**DIRECTIONS FOR THIS TASK:** What is the number of lines in the data that contain "screenshot"? Respond with nothing else.
═════ RECORDS PROVIDED
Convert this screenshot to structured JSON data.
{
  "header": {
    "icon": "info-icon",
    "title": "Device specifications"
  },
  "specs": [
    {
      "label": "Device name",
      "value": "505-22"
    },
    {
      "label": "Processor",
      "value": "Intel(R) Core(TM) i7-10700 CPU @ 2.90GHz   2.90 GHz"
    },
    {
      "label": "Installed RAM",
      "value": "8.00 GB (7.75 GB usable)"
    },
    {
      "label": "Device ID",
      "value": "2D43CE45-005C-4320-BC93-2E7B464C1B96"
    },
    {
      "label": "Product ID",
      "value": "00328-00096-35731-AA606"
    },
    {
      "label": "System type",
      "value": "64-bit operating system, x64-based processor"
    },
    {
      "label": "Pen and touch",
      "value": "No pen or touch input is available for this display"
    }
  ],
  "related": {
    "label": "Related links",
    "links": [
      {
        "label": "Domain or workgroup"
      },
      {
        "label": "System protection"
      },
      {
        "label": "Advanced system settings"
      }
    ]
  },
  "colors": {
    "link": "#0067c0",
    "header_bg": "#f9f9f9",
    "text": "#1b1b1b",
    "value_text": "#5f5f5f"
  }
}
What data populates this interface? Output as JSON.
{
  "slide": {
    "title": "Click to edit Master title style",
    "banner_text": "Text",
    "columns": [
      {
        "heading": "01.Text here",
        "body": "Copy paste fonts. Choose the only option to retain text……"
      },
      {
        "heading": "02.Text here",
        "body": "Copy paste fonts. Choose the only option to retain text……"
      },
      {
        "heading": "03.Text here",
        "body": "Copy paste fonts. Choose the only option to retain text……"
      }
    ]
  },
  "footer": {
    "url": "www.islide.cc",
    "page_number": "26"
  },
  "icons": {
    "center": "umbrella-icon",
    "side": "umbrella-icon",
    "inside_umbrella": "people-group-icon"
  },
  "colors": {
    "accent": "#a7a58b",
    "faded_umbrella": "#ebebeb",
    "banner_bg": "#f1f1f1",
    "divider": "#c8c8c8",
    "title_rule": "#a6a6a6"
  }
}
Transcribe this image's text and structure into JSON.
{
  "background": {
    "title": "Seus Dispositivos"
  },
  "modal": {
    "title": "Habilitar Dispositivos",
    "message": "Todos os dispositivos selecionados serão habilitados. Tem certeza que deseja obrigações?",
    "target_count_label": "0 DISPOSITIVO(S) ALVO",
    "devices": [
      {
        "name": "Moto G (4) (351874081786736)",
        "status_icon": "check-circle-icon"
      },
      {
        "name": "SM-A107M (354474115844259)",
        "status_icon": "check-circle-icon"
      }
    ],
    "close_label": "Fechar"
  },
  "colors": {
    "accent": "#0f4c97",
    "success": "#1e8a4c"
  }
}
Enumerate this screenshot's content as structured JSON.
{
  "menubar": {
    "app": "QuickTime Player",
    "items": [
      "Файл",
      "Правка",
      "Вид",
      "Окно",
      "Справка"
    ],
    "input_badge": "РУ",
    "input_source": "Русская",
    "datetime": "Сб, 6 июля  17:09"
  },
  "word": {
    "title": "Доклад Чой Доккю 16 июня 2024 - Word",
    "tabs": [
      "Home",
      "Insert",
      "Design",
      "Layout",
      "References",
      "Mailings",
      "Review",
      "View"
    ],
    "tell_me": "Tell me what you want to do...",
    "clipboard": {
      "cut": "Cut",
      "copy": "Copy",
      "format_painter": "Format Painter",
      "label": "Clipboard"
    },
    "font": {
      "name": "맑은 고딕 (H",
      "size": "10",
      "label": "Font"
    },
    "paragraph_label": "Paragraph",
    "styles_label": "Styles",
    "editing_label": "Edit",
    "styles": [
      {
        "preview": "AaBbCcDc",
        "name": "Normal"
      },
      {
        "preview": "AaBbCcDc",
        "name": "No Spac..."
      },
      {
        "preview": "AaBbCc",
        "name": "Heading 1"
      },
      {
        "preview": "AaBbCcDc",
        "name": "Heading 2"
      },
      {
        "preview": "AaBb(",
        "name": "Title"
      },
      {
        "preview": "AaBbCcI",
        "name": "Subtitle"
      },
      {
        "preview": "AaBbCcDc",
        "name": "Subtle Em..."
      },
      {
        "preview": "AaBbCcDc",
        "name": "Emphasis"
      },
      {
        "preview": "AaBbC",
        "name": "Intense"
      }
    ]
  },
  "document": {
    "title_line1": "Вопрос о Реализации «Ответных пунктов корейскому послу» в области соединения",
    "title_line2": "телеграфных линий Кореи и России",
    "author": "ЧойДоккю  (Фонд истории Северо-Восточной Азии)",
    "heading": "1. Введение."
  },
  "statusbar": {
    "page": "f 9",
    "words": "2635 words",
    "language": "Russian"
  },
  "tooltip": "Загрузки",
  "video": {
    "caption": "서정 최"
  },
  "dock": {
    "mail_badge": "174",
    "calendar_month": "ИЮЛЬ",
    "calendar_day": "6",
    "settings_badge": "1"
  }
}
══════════
**EXERCISE RESPONSE:** 2